*Task brief:* Write the records below out again exactly as given, with no images.
___ Data for the task
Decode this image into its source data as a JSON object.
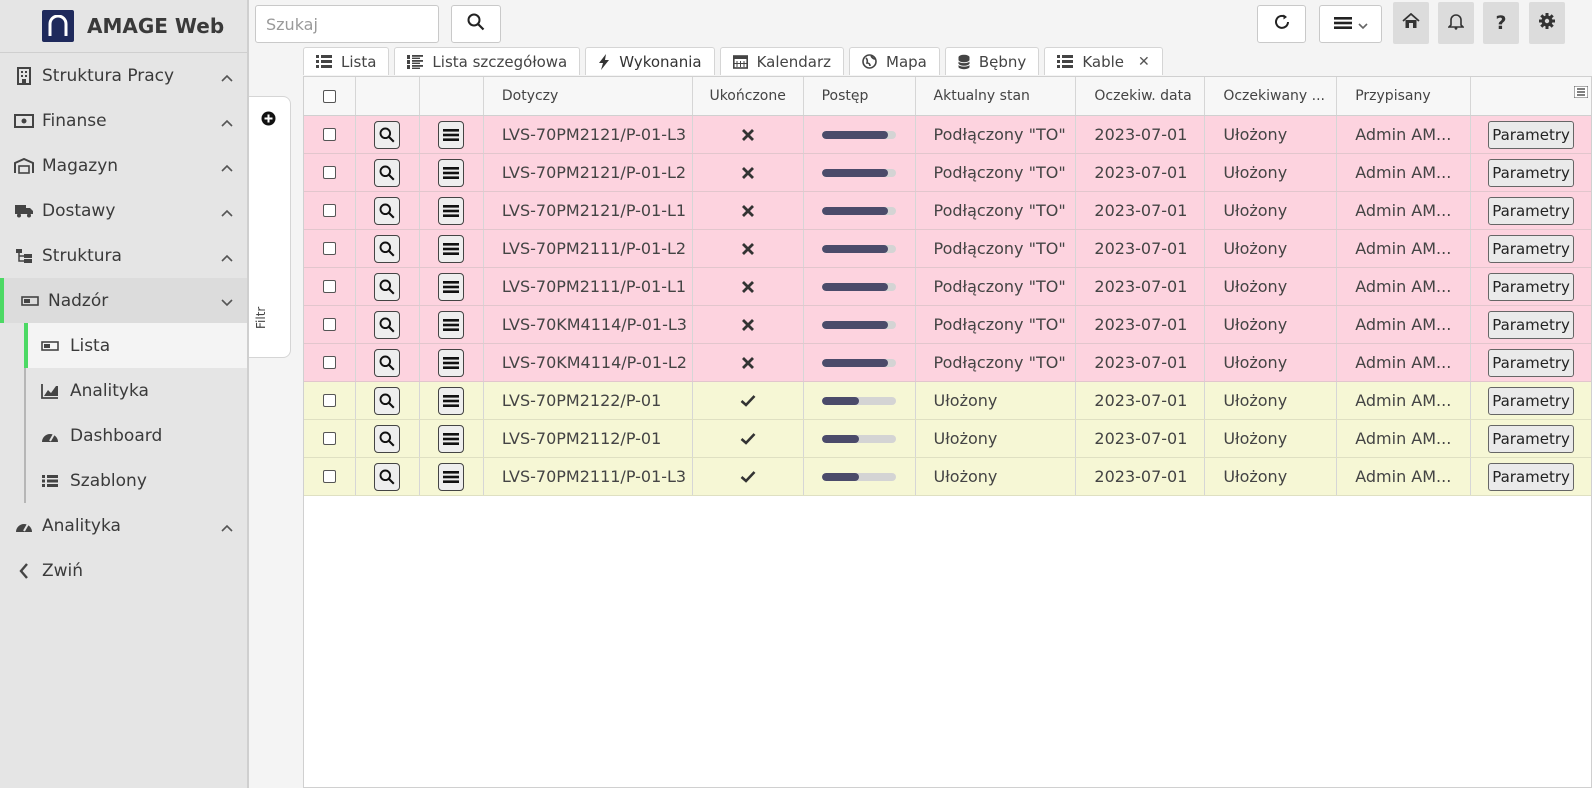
{
  "app": {
    "title": "AMAGE Web"
  },
  "sidebar": {
    "items": [
      {
        "label": "Struktura Pracy",
        "icon": "building-icon"
      },
      {
        "label": "Finanse",
        "icon": "money-icon"
      },
      {
        "label": "Magazyn",
        "icon": "warehouse-icon"
      },
      {
        "label": "Dostawy",
        "icon": "truck-icon"
      },
      {
        "label": "Struktura",
        "icon": "sitemap-icon"
      }
    ],
    "active": {
      "label": "Nadzór",
      "icon": "nadzor-icon"
    },
    "subitems": [
      {
        "label": "Lista",
        "icon": "list-icon"
      },
      {
        "label": "Analityka",
        "icon": "chart-icon"
      },
      {
        "label": "Dashboard",
        "icon": "gauge-icon"
      },
      {
        "label": "Szablony",
        "icon": "list-bullets-icon"
      }
    ],
    "bottom": [
      {
        "label": "Analityka",
        "icon": "gauge-icon"
      },
      {
        "label": "Zwiń",
        "icon": "chevron-left-icon"
      }
    ]
  },
  "topbar": {
    "search_placeholder": "Szukaj"
  },
  "filter": {
    "label": "Filtr"
  },
  "tabs": [
    {
      "label": "Lista",
      "icon": "list-icon"
    },
    {
      "label": "Lista szczegółowa",
      "icon": "list-detail-icon"
    },
    {
      "label": "Wykonania",
      "icon": "bolt-icon"
    },
    {
      "label": "Kalendarz",
      "icon": "calendar-icon"
    },
    {
      "label": "Mapa",
      "icon": "globe-icon"
    },
    {
      "label": "Bębny",
      "icon": "database-icon"
    },
    {
      "label": "Kable",
      "icon": "list-icon"
    }
  ],
  "grid": {
    "columns": {
      "dotyczy": "Dotyczy",
      "ukonczone": "Ukończone",
      "postep": "Postęp",
      "stan": "Aktualny stan",
      "data": "Oczekiw. data",
      "oczekiwany": "Oczekiwany ...",
      "przypisany": "Przypisany"
    },
    "rows": [
      {
        "dotyczy": "LVS-70PM2121/P-01-L3",
        "done": false,
        "progress": 0.9,
        "stan": "Podłączony \"TO\"",
        "data": "2023-07-01",
        "oczekiwany": "Ułożony",
        "przypisany": "Admin AM...",
        "button": "Parametry",
        "color": "red"
      },
      {
        "dotyczy": "LVS-70PM2121/P-01-L2",
        "done": false,
        "progress": 0.9,
        "stan": "Podłączony \"TO\"",
        "data": "2023-07-01",
        "oczekiwany": "Ułożony",
        "przypisany": "Admin AM...",
        "button": "Parametry",
        "color": "red"
      },
      {
        "dotyczy": "LVS-70PM2121/P-01-L1",
        "done": false,
        "progress": 0.9,
        "stan": "Podłączony \"TO\"",
        "data": "2023-07-01",
        "oczekiwany": "Ułożony",
        "przypisany": "Admin AM...",
        "button": "Parametry",
        "color": "red"
      },
      {
        "dotyczy": "LVS-70PM2111/P-01-L2",
        "done": false,
        "progress": 0.9,
        "stan": "Podłączony \"TO\"",
        "data": "2023-07-01",
        "oczekiwany": "Ułożony",
        "przypisany": "Admin AM...",
        "button": "Parametry",
        "color": "red"
      },
      {
        "dotyczy": "LVS-70PM2111/P-01-L1",
        "done": false,
        "progress": 0.9,
        "stan": "Podłączony \"TO\"",
        "data": "2023-07-01",
        "oczekiwany": "Ułożony",
        "przypisany": "Admin AM...",
        "button": "Parametry",
        "color": "red"
      },
      {
        "dotyczy": "LVS-70KM4114/P-01-L3",
        "done": false,
        "progress": 0.9,
        "stan": "Podłączony \"TO\"",
        "data": "2023-07-01",
        "oczekiwany": "Ułożony",
        "przypisany": "Admin AM...",
        "button": "Parametry",
        "color": "red"
      },
      {
        "dotyczy": "LVS-70KM4114/P-01-L2",
        "done": false,
        "progress": 0.9,
        "stan": "Podłączony \"TO\"",
        "data": "2023-07-01",
        "oczekiwany": "Ułożony",
        "przypisany": "Admin AM...",
        "button": "Parametry",
        "color": "red"
      },
      {
        "dotyczy": "LVS-70PM2122/P-01",
        "done": true,
        "progress": 0.5,
        "stan": "Ułożony",
        "data": "2023-07-01",
        "oczekiwany": "Ułożony",
        "przypisany": "Admin AM...",
        "button": "Parametry",
        "color": "yellow"
      },
      {
        "dotyczy": "LVS-70PM2112/P-01",
        "done": true,
        "progress": 0.5,
        "stan": "Ułożony",
        "data": "2023-07-01",
        "oczekiwany": "Ułożony",
        "przypisany": "Admin AM...",
        "button": "Parametry",
        "color": "yellow"
      },
      {
        "dotyczy": "LVS-70PM2111/P-01-L3",
        "done": true,
        "progress": 0.5,
        "stan": "Ułożony",
        "data": "2023-07-01",
        "oczekiwany": "Ułożony",
        "przypisany": "Admin AM...",
        "button": "Parametry",
        "color": "yellow"
      }
    ]
  },
  "colors": {
    "accent": "#4cd964",
    "row_red": "#fdd3df",
    "row_yellow": "#f6f7d5",
    "progress_fill": "#4b4b6a",
    "logo": "#1f2a5c"
  }
}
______
*Completed task:*
Decode this image into its source data as a JSON object.
{
  "app": {
    "title": "AMAGE Web"
  },
  "sidebar": {
    "items": [
      {
        "label": "Struktura Pracy",
        "icon": "building-icon"
      },
      {
        "label": "Finanse",
        "icon": "money-icon"
      },
      {
        "label": "Magazyn",
        "icon": "warehouse-icon"
      },
      {
        "label": "Dostawy",
        "icon": "truck-icon"
      },
      {
        "label": "Struktura",
        "icon": "sitemap-icon"
      }
    ],
    "active": {
      "label": "Nadzór",
      "icon": "nadzor-icon"
    },
    "subitems": [
      {
        "label": "Lista",
        "icon": "list-icon"
      },
      {
        "label": "Analityka",
        "icon": "chart-icon"
      },
      {
        "label": "Dashboard",
        "icon": "gauge-icon"
      },
      {
        "label": "Szablony",
        "icon": "list-bullets-icon"
      }
    ],
    "bottom": [
      {
        "label": "Analityka",
        "icon": "gauge-icon"
      },
      {
        "label": "Zwiń",
        "icon": "chevron-left-icon"
      }
    ]
  },
  "topbar": {
    "search_placeholder": "Szukaj"
  },
  "filter": {
    "label": "Filtr"
  },
  "tabs": [
    {
      "label": "Lista",
      "icon": "list-icon"
    },
    {
      "label": "Lista szczegółowa",
      "icon": "list-detail-icon"
    },
    {
      "label": "Wykonania",
      "icon": "bolt-icon"
    },
    {
      "label": "Kalendarz",
      "icon": "calendar-icon"
    },
    {
      "label": "Mapa",
      "icon": "globe-icon"
    },
    {
      "label": "Bębny",
      "icon": "database-icon"
    },
    {
      "label": "Kable",
      "icon": "list-icon"
    }
  ],
  "grid": {
    "columns": {
      "dotyczy": "Dotyczy",
      "ukonczone": "Ukończone",
      "postep": "Postęp",
      "stan": "Aktualny stan",
      "data": "Oczekiw. data",
      "oczekiwany": "Oczekiwany ...",
      "przypisany": "Przypisany"
    },
    "rows": [
      {
        "dotyczy": "LVS-70PM2121/P-01-L3",
        "done": false,
        "progress": 0.9,
        "stan": "Podłączony \"TO\"",
        "data": "2023-07-01",
        "oczekiwany": "Ułożony",
        "przypisany": "Admin AM...",
        "button": "Parametry",
        "color": "red"
      },
      {
        "dotyczy": "LVS-70PM2121/P-01-L2",
        "done": false,
        "progress": 0.9,
        "stan": "Podłączony \"TO\"",
        "data": "2023-07-01",
        "oczekiwany": "Ułożony",
        "przypisany": "Admin AM...",
        "button": "Parametry",
        "color": "red"
      },
      {
        "dotyczy": "LVS-70PM2121/P-01-L1",
        "done": false,
        "progress": 0.9,
        "stan": "Podłączony \"TO\"",
        "data": "2023-07-01",
        "oczekiwany": "Ułożony",
        "przypisany": "Admin AM...",
        "button": "Parametry",
        "color": "red"
      },
      {
        "dotyczy": "LVS-70PM2111/P-01-L2",
        "done": false,
        "progress": 0.9,
        "stan": "Podłączony \"TO\"",
        "data": "2023-07-01",
        "oczekiwany": "Ułożony",
        "przypisany": "Admin AM...",
        "button": "Parametry",
        "color": "red"
      },
      {
        "dotyczy": "LVS-70PM2111/P-01-L1",
        "done": false,
        "progress": 0.9,
        "stan": "Podłączony \"TO\"",
        "data": "2023-07-01",
        "oczekiwany": "Ułożony",
        "przypisany": "Admin AM...",
        "button": "Parametry",
        "color": "red"
      },
      {
        "dotyczy": "LVS-70KM4114/P-01-L3",
        "done": false,
        "progress": 0.9,
        "stan": "Podłączony \"TO\"",
        "data": "2023-07-01",
        "oczekiwany": "Ułożony",
        "przypisany": "Admin AM...",
        "button": "Parametry",
        "color": "red"
      },
      {
        "dotyczy": "LVS-70KM4114/P-01-L2",
        "done": false,
        "progress": 0.9,
        "stan": "Podłączony \"TO\"",
        "data": "2023-07-01",
        "oczekiwany": "Ułożony",
        "przypisany": "Admin AM...",
        "button": "Parametry",
        "color": "red"
      },
      {
        "dotyczy": "LVS-70PM2122/P-01",
        "done": true,
        "progress": 0.5,
        "stan": "Ułożony",
        "data": "2023-07-01",
        "oczekiwany": "Ułożony",
        "przypisany": "Admin AM...",
        "button": "Parametry",
        "color": "yellow"
      },
      {
        "dotyczy": "LVS-70PM2112/P-01",
        "done": true,
        "progress": 0.5,
        "stan": "Ułożony",
        "data": "2023-07-01",
        "oczekiwany": "Ułożony",
        "przypisany": "Admin AM...",
        "button": "Parametry",
        "color": "yellow"
      },
      {
        "dotyczy": "LVS-70PM2111/P-01-L3",
        "done": true,
        "progress": 0.5,
        "stan": "Ułożony",
        "data": "2023-07-01",
        "oczekiwany": "Ułożony",
        "przypisany": "Admin AM...",
        "button": "Parametry",
        "color": "yellow"
      }
    ]
  },
  "colors": {
    "accent": "#4cd964",
    "row_red": "#fdd3df",
    "row_yellow": "#f6f7d5",
    "progress_fill": "#4b4b6a",
    "logo": "#1f2a5c"
  }
}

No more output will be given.